– May 28, 2005
“Yes, I’m a Bengali Sur, not a Punjabi Suri or even a Sood” – That’s my rehearsed response to the many Bengalis who repeatedly question my Bengali roots and most of them in disbelief have looked at me surreptitiously, as though gauging my pedigree by my looks and then dissatisfied asked me again, “Are you sure both your parents are Bengalis?”
Bhashkor Banerjee’s (Amitabh Bachchan’s) repeated reference to being a Bengali in Piku and Rana Chaudhary (Irrfan Khan) being asked if he was a Bengali ‘Chaudhury’ captured this aspect of the perceived superiority of the Bengali bhadralok accurately. And while I loved Shoojit Sircar’s frames that captured the upper middle class life aptly, be it C R Park in Delhi or in north Kolkata, what also struck me was how Piku justified India’s deep-rooted classism through it’s characters and dialogues.
“He is the owner Baba,” Deepika introducing Irrfan Khan to Amitabh Bachchan as the owner of a cab-renting agency and not a taxi driver himself, seemed like a justification for Deepika who plays an educated architect, to fall in love with Irrfan. I’ve lost count of the number of times the viewers are told in one way or the other that Irrfan Khan was not just a taxi driver but an educated guy who lost his engineering job abroad and now runs a taxi service. What was the director scared of?
There is more than one instance when the bhadralokness of Bhashkor meanders from being a sophisticated Bengali to a classist Bengali in Piku. The way he shouts at his domestic help when she complains about his intrusive behaviour to Deepika or how he makes his caretaker, Budhan from a West Bengal village do everything for him – even cleaning and sanitizing his portable shit pot. And well, if this can be overlooked as nursing and caring for the elderly, Sircar gives a classist shade to his younger characters as well.

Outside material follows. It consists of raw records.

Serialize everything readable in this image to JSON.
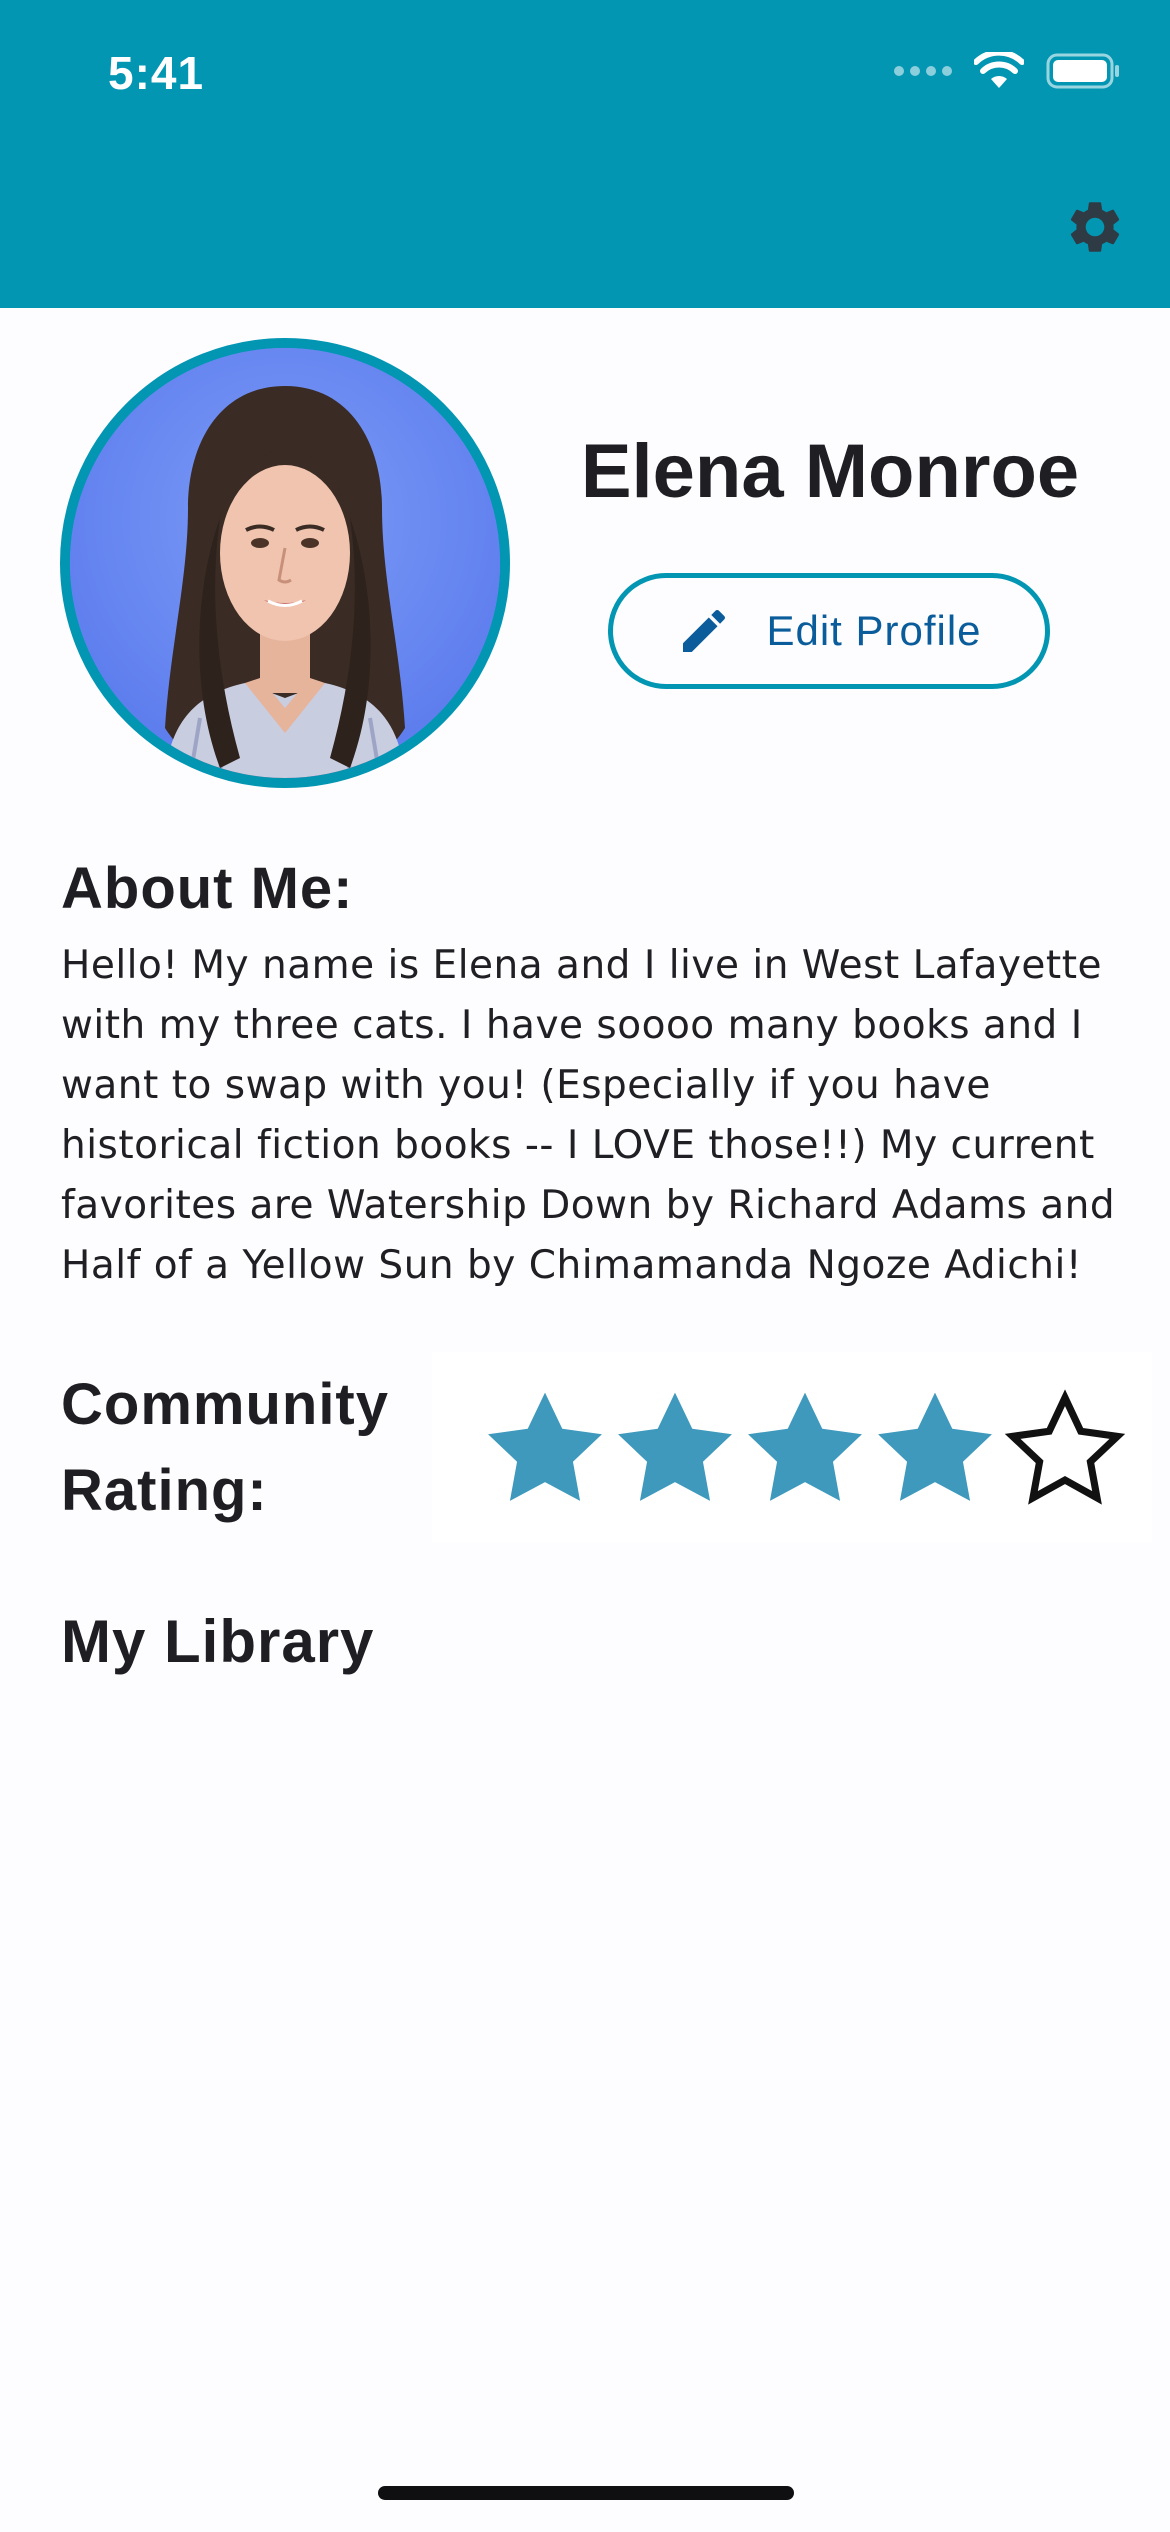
{
  "status_bar": {
    "time": "5:41"
  },
  "header": {
    "settings_icon": "gear-icon",
    "color": "#0296b2"
  },
  "profile": {
    "name": "Elena Monroe",
    "edit_button_label": "Edit Profile",
    "edit_icon": "pencil-icon",
    "avatar": "profile-photo"
  },
  "about": {
    "heading": "About Me:",
    "text": "Hello! My name is Elena and I live in West Lafayette with my three cats. I have soooo many books and I want to swap with you! (Especially if you have historical fiction books -- I LOVE those!!) My current favorites are Watership Down by Richard Adams and Half of a Yellow Sun by Chimamanda Ngoze Adichi!"
  },
  "rating": {
    "heading": "Community Rating:",
    "stars_filled": 4,
    "stars_total": 5,
    "star_color": "#3e99bd"
  },
  "library": {
    "heading": "My Library"
  }
}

The Chaudhary taxi agency owner (Irrfan) refuses to drive when the Banerjees’ domestic help Budhan sits next to him on the passenger seat. He also pleads with Piku (Deepika Padukone) to let him sleep in the hotel room with her and his father as there isn’t any other room available. His argument being – “I’m not a driver and can’t sleep in the car. I’m the owner.” Yes Shoojit, we get the point that Irrfan is the owner but even if he wasn’t would it really matter to the story or the viewer?

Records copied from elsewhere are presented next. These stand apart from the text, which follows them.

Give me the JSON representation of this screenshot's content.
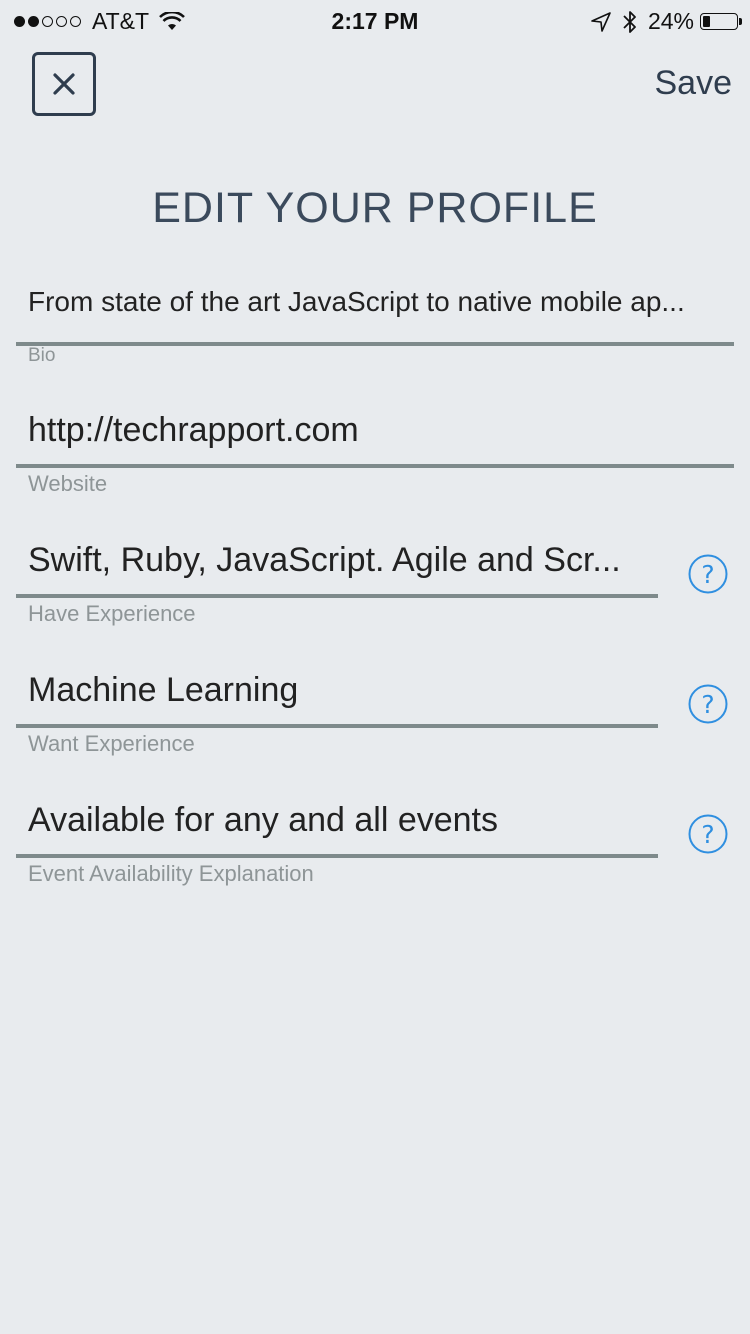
{
  "status_bar": {
    "signal_bars_total": 5,
    "signal_bars_filled": 2,
    "carrier": "AT&T",
    "time": "2:17 PM",
    "battery_percent_label": "24%",
    "battery_level": 0.24
  },
  "header": {
    "close_icon": "close-icon",
    "save_label": "Save",
    "title": "EDIT YOUR PROFILE"
  },
  "form": {
    "bio": {
      "value": "From state of the art JavaScript to native mobile ap...",
      "label": "Bio"
    },
    "website": {
      "value": "http://techrapport.com",
      "label": "Website"
    },
    "have_experience": {
      "value": "Swift, Ruby, JavaScript.  Agile and Scr...",
      "label": "Have Experience"
    },
    "want_experience": {
      "value": "Machine Learning",
      "label": "Want Experience"
    },
    "event_availability": {
      "value": "Available for any and all events",
      "label": "Event Availability Explanation"
    }
  },
  "colors": {
    "background": "#e8ebee",
    "accent_help": "#2f8fe0",
    "header_text": "#2f3d4e",
    "underline": "#7e8a8b",
    "label_text": "#8e9597"
  },
  "icons": [
    "close-icon",
    "help-icon",
    "wifi-icon",
    "location-arrow-icon",
    "bluetooth-icon",
    "battery-icon"
  ]
}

Otherwise a bold film, appreciated by many for openly talking about a woman’s choices in life and her sexual needs, Piku according to me plays extremely safe when it comes to challenging the classist undertones in our society.

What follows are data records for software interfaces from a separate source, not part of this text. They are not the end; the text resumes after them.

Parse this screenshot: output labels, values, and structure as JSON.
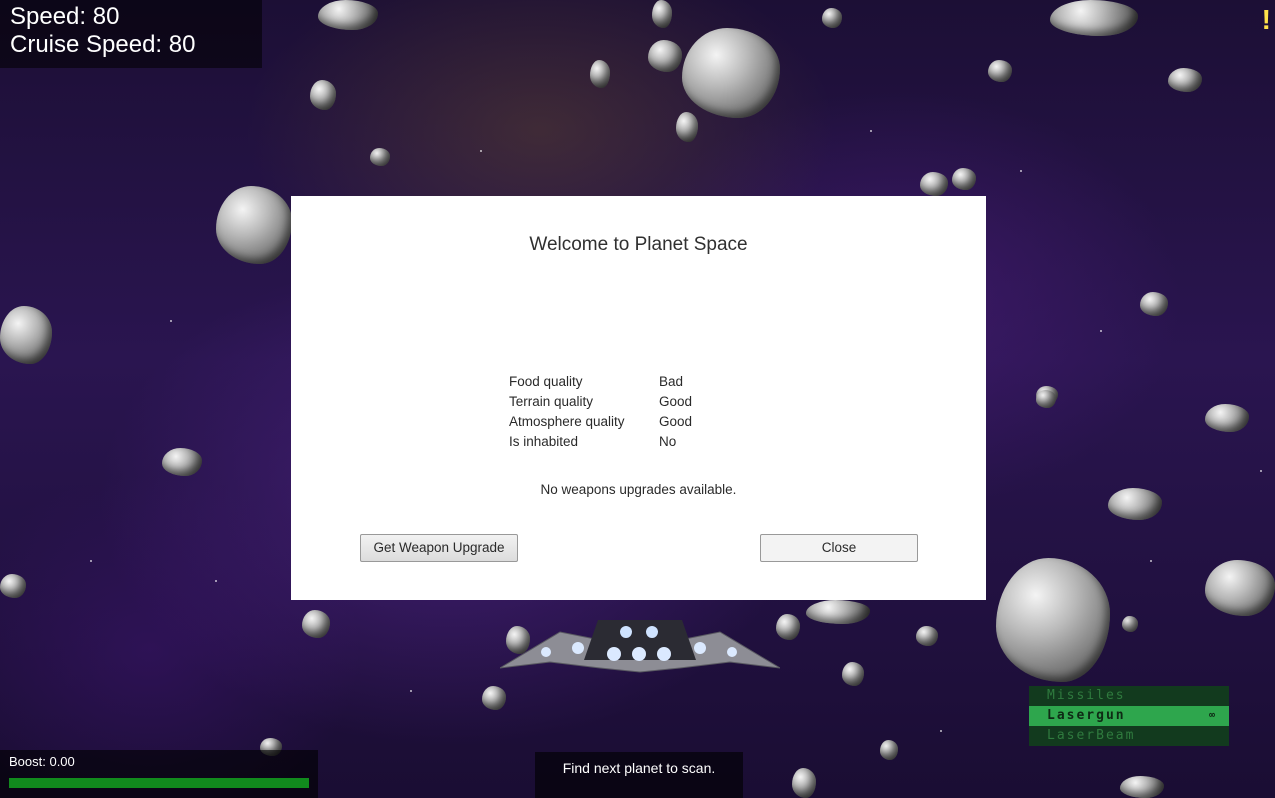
{
  "hud": {
    "speed_label": "Speed: 80",
    "cruise_label": "Cruise Speed: 80",
    "alert_symbol": "!"
  },
  "dialog": {
    "title": "Welcome to Planet Space",
    "stats": [
      {
        "label": "Food quality",
        "value": "Bad"
      },
      {
        "label": "Terrain quality",
        "value": "Good"
      },
      {
        "label": "Atmosphere quality",
        "value": "Good"
      },
      {
        "label": "Is inhabited",
        "value": "No"
      }
    ],
    "notice": "No weapons upgrades available.",
    "upgrade_button": "Get Weapon Upgrade",
    "close_button": "Close"
  },
  "weapons": [
    {
      "name": "Missiles",
      "ammo": "",
      "active": false
    },
    {
      "name": "Lasergun",
      "ammo": "∞",
      "active": true
    },
    {
      "name": "LaserBeam",
      "ammo": "",
      "active": false
    }
  ],
  "boost": {
    "label": "Boost: 0.00",
    "level_percent": 100
  },
  "objective": "Find next planet to scan.",
  "colors": {
    "boost_fill": "#118a1d",
    "weapon_active": "#2ea64d",
    "alert": "#ffe34a"
  }
}
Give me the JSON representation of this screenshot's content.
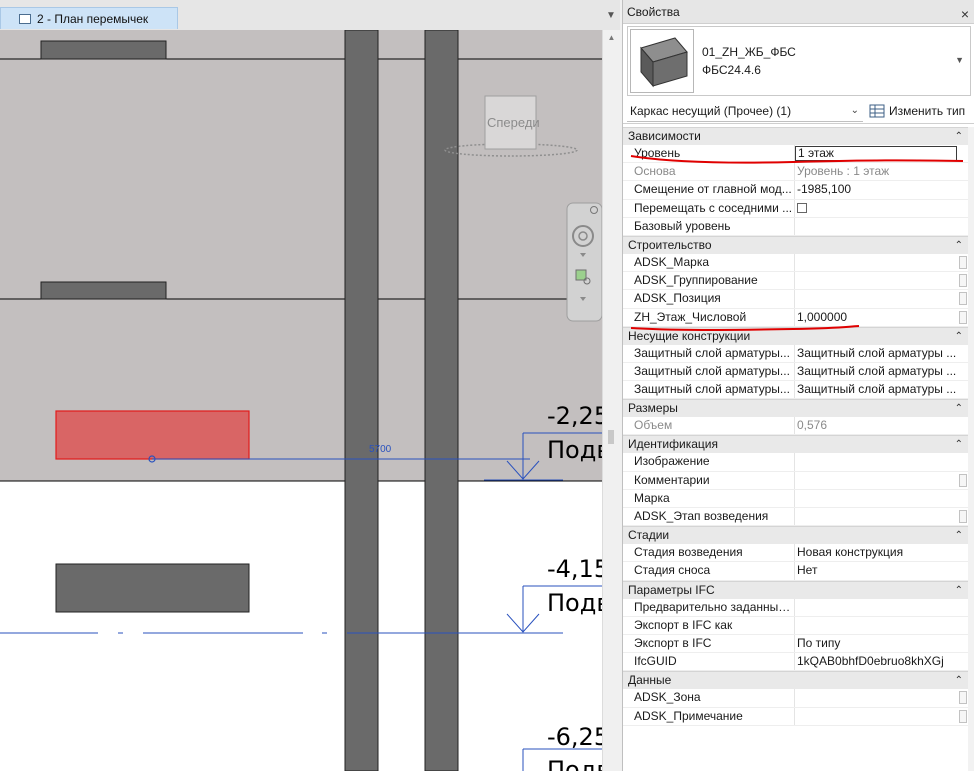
{
  "view": {
    "tab_label": "2 - План перемычек",
    "viewcube_label": "Спереди",
    "dimension_text": "5700",
    "level_markers": [
      {
        "elevation": "-2,25",
        "label": "Подв"
      },
      {
        "elevation": "-4,15",
        "label": "Подв"
      },
      {
        "elevation": "-6,25",
        "label": "Подв"
      }
    ]
  },
  "properties": {
    "title": "Свойства",
    "close": "×",
    "type_name_1": "01_ZH_ЖБ_ФБС",
    "type_name_2": "ФБС24.4.6",
    "filter_value": "Каркас несущий (Прочее) (1)",
    "edit_type_label": "Изменить тип",
    "groups": [
      {
        "name": "Зависимости",
        "rows": [
          {
            "name": "Уровень",
            "value": "1 этаж",
            "editing": true
          },
          {
            "name": "Основа",
            "value": "Уровень : 1 этаж",
            "readonly": true
          },
          {
            "name": "Смещение от главной мод...",
            "value": "-1985,100"
          },
          {
            "name": "Перемещать с соседними ...",
            "value": "",
            "checkbox": true
          },
          {
            "name": "Базовый уровень",
            "value": ""
          }
        ]
      },
      {
        "name": "Строительство",
        "rows": [
          {
            "name": "ADSK_Марка",
            "value": "",
            "button": true
          },
          {
            "name": "ADSK_Группирование",
            "value": "",
            "button": true
          },
          {
            "name": "ADSK_Позиция",
            "value": "",
            "button": true
          },
          {
            "name": "ZH_Этаж_Числовой",
            "value": "1,000000",
            "button": true
          }
        ]
      },
      {
        "name": "Несущие конструкции",
        "rows": [
          {
            "name": "Защитный слой арматуры...",
            "value": "Защитный слой арматуры ..."
          },
          {
            "name": "Защитный слой арматуры...",
            "value": "Защитный слой арматуры ..."
          },
          {
            "name": "Защитный слой арматуры...",
            "value": "Защитный слой арматуры ..."
          }
        ]
      },
      {
        "name": "Размеры",
        "rows": [
          {
            "name": "Объем",
            "value": "0,576",
            "readonly": true
          }
        ]
      },
      {
        "name": "Идентификация",
        "rows": [
          {
            "name": "Изображение",
            "value": ""
          },
          {
            "name": "Комментарии",
            "value": "",
            "button": true
          },
          {
            "name": "Марка",
            "value": ""
          },
          {
            "name": "ADSK_Этап возведения",
            "value": "",
            "button": true
          }
        ]
      },
      {
        "name": "Стадии",
        "rows": [
          {
            "name": "Стадия возведения",
            "value": "Новая конструкция"
          },
          {
            "name": "Стадия сноса",
            "value": "Нет"
          }
        ]
      },
      {
        "name": "Параметры IFC",
        "rows": [
          {
            "name": "Предварительно заданный...",
            "value": ""
          },
          {
            "name": "Экспорт в IFC как",
            "value": ""
          },
          {
            "name": "Экспорт в IFC",
            "value": "По типу"
          },
          {
            "name": "IfcGUID",
            "value": "1kQAB0bhfD0ebruo8khXGj"
          }
        ]
      },
      {
        "name": "Данные",
        "rows": [
          {
            "name": "ADSK_Зона",
            "value": "",
            "button": true
          },
          {
            "name": "ADSK_Примечание",
            "value": "",
            "button": true
          }
        ]
      }
    ]
  },
  "colors": {
    "section_fill": "#c3bfbf",
    "column_fill": "#6a6a6a",
    "selected_fill": "#d96565",
    "selected_stroke": "#e21a1a",
    "dimension_blue": "#2a52be",
    "markup_red": "#e00000"
  }
}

Films draw from real life and perhaps Piku has successfully reflected the existing post-colonial hang-ups of bhadrolok, sahib and memsahib culture. But instead of a critical representation, it has embraced them.